The Chowan River originates near the Virginia border and flows through the northeastern region of the state for 35 miles before emptying into Albemarle Sound near Edenton. The width of the river varies from approximately 1/5 of a mile in the upper reaches to almost two miles at its mouth. Virtually the entire river is flanked by cypress swamps which provide good fish habitat. Some of the finest freshwater fishing in the state can be found in the Chowan River. The river and its tributary creeks are spawning areas for blueback herring and alewife which provide excellent forage for largemouth bass, the most sought after sport fish in the river. During the summer and fall months, numerous bass can be found in the mouths of tributary creeks feeding on young herring. As a result of this abundant food supply, bass in excess of five pounds are common. The river also provides good fishing for sunfish during the spring spawning period (April/May). Tributaries to the Chowan are good bream fishing streams. These same waters also produce good catches of black crappie during spring months and white perch during the summer. Fishing for white perch typically begins before sunrise by drifting the boat down the middle of the river with an array of cane pole/bobber rigs using either worms or shrimp for bait. Action can vary from none to furious once a school is located. As with most summer fishing, catch rates decline with the rising sun. Largemouth bass, sunfish, striped bass, white perch. Numerous boat ramps in Chowan, Gates and Hertford counties.
The Roanoke River is is the major tributary to Albemarle Sound. The river flows 138 miles from the dam at Roanoke Rapids Lake to Albemarle Sound.
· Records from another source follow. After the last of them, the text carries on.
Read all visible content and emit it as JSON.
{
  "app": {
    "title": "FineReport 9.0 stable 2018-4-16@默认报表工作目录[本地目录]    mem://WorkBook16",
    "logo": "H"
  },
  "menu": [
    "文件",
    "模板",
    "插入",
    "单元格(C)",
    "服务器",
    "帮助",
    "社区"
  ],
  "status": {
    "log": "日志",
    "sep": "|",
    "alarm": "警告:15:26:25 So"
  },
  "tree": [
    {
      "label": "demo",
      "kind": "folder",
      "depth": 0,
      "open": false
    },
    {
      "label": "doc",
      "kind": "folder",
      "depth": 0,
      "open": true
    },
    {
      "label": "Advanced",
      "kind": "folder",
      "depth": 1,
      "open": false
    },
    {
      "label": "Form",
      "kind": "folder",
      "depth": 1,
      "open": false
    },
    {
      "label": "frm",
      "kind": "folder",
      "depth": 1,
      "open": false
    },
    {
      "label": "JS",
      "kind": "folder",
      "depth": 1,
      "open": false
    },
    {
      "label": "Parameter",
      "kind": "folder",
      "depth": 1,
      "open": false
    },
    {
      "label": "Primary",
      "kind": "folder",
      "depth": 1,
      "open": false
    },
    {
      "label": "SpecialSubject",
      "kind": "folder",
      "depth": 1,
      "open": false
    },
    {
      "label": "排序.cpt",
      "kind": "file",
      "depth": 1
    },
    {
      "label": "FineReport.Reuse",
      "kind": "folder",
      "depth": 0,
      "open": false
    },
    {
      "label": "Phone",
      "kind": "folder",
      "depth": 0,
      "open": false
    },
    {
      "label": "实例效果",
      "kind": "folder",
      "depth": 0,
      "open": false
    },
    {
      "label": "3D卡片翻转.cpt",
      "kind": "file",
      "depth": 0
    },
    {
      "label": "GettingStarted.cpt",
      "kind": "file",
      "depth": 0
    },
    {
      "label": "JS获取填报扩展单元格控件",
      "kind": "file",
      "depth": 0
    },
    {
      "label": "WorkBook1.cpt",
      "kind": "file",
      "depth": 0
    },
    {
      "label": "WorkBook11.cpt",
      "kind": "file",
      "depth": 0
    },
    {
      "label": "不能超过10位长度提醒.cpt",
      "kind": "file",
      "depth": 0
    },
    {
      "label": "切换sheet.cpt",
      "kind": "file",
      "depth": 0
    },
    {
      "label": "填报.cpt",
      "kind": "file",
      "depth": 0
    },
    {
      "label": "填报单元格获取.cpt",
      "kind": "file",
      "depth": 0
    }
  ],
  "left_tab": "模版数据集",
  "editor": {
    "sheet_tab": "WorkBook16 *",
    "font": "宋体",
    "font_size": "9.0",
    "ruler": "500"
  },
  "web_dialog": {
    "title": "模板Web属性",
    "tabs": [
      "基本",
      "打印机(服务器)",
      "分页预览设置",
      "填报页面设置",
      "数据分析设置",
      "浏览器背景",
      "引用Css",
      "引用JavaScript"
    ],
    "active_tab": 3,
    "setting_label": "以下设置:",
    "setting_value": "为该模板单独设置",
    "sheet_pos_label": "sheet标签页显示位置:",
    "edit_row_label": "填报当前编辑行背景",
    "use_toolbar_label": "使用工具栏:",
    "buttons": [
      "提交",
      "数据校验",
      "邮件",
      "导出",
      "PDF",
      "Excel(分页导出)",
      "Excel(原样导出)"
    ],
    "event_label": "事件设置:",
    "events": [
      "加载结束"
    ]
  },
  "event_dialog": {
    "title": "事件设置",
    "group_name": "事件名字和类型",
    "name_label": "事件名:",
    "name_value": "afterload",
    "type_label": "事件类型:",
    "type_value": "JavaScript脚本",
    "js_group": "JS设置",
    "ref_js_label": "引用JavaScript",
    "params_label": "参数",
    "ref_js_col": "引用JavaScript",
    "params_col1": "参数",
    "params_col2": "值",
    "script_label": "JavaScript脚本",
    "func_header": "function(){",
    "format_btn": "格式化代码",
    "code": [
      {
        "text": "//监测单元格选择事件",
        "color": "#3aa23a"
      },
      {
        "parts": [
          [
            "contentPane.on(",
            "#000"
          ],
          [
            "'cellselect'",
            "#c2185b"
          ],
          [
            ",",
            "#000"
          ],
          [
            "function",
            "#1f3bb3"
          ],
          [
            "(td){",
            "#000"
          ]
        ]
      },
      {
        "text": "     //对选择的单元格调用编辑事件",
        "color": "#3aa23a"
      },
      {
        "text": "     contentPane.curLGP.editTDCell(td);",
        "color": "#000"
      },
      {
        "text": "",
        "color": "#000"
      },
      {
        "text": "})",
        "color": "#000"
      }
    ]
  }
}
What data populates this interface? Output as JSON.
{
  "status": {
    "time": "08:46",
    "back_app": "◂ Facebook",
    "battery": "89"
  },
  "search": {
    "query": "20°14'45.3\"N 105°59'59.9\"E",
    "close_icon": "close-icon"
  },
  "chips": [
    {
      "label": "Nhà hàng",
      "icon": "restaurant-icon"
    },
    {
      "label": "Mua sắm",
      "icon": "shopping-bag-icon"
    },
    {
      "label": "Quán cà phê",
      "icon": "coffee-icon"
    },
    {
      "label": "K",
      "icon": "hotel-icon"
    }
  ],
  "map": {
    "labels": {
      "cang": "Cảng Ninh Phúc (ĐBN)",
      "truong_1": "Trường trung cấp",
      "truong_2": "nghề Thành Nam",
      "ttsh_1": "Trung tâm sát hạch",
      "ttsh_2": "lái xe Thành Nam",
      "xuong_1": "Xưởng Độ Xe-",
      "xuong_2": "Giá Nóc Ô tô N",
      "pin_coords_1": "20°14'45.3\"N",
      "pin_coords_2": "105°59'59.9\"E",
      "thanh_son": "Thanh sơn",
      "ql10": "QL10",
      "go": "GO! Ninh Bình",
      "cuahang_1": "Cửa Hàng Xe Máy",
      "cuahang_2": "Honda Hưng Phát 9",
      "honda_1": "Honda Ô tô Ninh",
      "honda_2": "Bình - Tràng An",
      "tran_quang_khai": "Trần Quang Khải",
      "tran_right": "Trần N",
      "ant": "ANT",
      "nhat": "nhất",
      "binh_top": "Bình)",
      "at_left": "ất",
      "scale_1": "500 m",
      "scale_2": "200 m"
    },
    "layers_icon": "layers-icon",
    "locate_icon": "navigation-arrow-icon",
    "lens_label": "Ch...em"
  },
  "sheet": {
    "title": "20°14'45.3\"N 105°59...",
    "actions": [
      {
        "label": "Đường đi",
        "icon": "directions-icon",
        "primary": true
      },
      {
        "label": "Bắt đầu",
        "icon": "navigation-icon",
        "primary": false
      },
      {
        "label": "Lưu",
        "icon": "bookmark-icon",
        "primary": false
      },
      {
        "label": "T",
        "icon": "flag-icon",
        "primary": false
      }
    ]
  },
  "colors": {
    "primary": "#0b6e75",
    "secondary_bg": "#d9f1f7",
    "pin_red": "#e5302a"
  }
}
This section of river has a width varying between 300 and 900 feet and offers excellent fishing for striped bass, largemouth bass, sunfish and catfish. The Roanoke River is the principal spawning stream for the Albemarle Sound population of striped bass. These trophy game fish enter the mouth of the river in late March or early April on their annual run up the river to their main spawning grounds near Weldon. During March and early April, most anglers fish for the stripers with natural bait on the bottom. The most popular bait is an alewife or blueback herring steak approximately one-inch thick. Herring gills are also an excellent bait, but they must be kept fresh and the hook must be rebaited often. Herring may be purchased from local fish dealers or caught by drifting small mesh gill nets in the run of the river. Just prior to the major spawning period in late April and early May, anglers prefer to use three to fiveinch live alewife and blueback herring. The Roanoke River also offers very good fishing for white perch which run up the river from late March to late May to spawn. As the weather warms and the striped bass and white perch head back downstream to Albemarle Sound, fishing for largemouth bass, sunfish and catfish begins to peak. Fishing for largemouth bass peaks in May but may remain good until cool weather slows the action in November. Bluegill is the most abundant species of sunfish but fliers, redear (shellcrackers), redbreast and warmouth are caught frequently. Catfish--primarily channel catfish and bullheads--are caught along the entire length of the river. Although most cats will weigh less than four pounds, channel catfish weighing more than 20 pounds are frequently caught. Largemouth bass, sunfish, striped bass, white perch, bullhead and channel catfish. Numerous boat ramps in Martin and Washington counties.